[Recorded data]
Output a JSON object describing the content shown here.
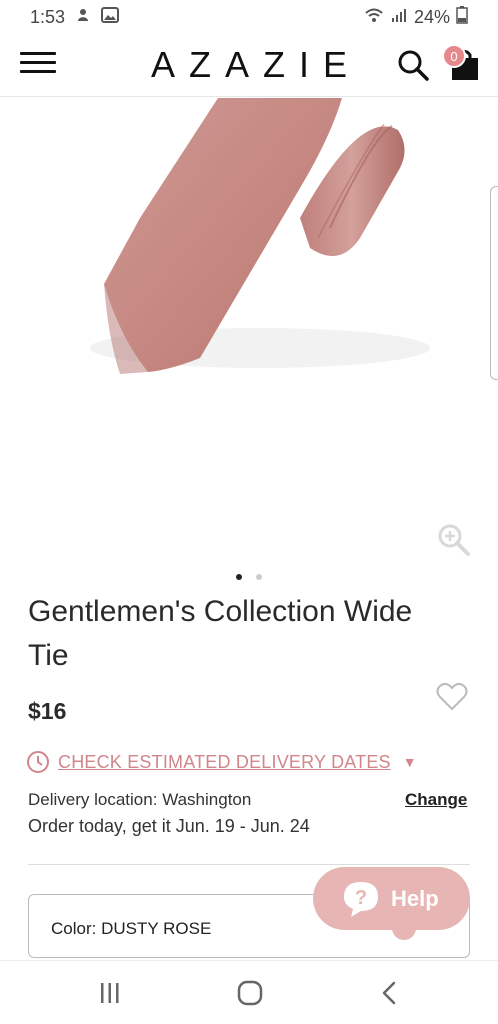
{
  "status_bar": {
    "time": "1:53",
    "battery": "24%"
  },
  "header": {
    "brand": "AZAZIE",
    "cart_count": "0"
  },
  "product": {
    "title": "Gentlemen's Collection Wide Tie",
    "price": "$16",
    "image_color": "#c68a86",
    "gallery": {
      "total": 2,
      "active": 1
    }
  },
  "delivery": {
    "link_label": "CHECK ESTIMATED DELIVERY DATES",
    "location_label": "Delivery location:",
    "location_value": "Washington",
    "change_label": "Change",
    "order_text": "Order today, get it Jun. 19 - Jun. 24"
  },
  "color_select": {
    "label": "Color: DUSTY ROSE"
  },
  "help": {
    "label": "Help"
  },
  "colors": {
    "accent": "#d1868b",
    "help_bg": "#e7b6b4"
  }
}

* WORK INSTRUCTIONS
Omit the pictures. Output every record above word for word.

* RESULT OF THIS EXERCISE
Output a JSON object describing the content shown here.
{
  "status_bar": {
    "time": "1:53",
    "battery": "24%"
  },
  "header": {
    "brand": "AZAZIE",
    "cart_count": "0"
  },
  "product": {
    "title": "Gentlemen's Collection Wide Tie",
    "price": "$16",
    "image_color": "#c68a86",
    "gallery": {
      "total": 2,
      "active": 1
    }
  },
  "delivery": {
    "link_label": "CHECK ESTIMATED DELIVERY DATES",
    "location_label": "Delivery location:",
    "location_value": "Washington",
    "change_label": "Change",
    "order_text": "Order today, get it Jun. 19 - Jun. 24"
  },
  "color_select": {
    "label": "Color: DUSTY ROSE"
  },
  "help": {
    "label": "Help"
  },
  "colors": {
    "accent": "#d1868b",
    "help_bg": "#e7b6b4"
  }
}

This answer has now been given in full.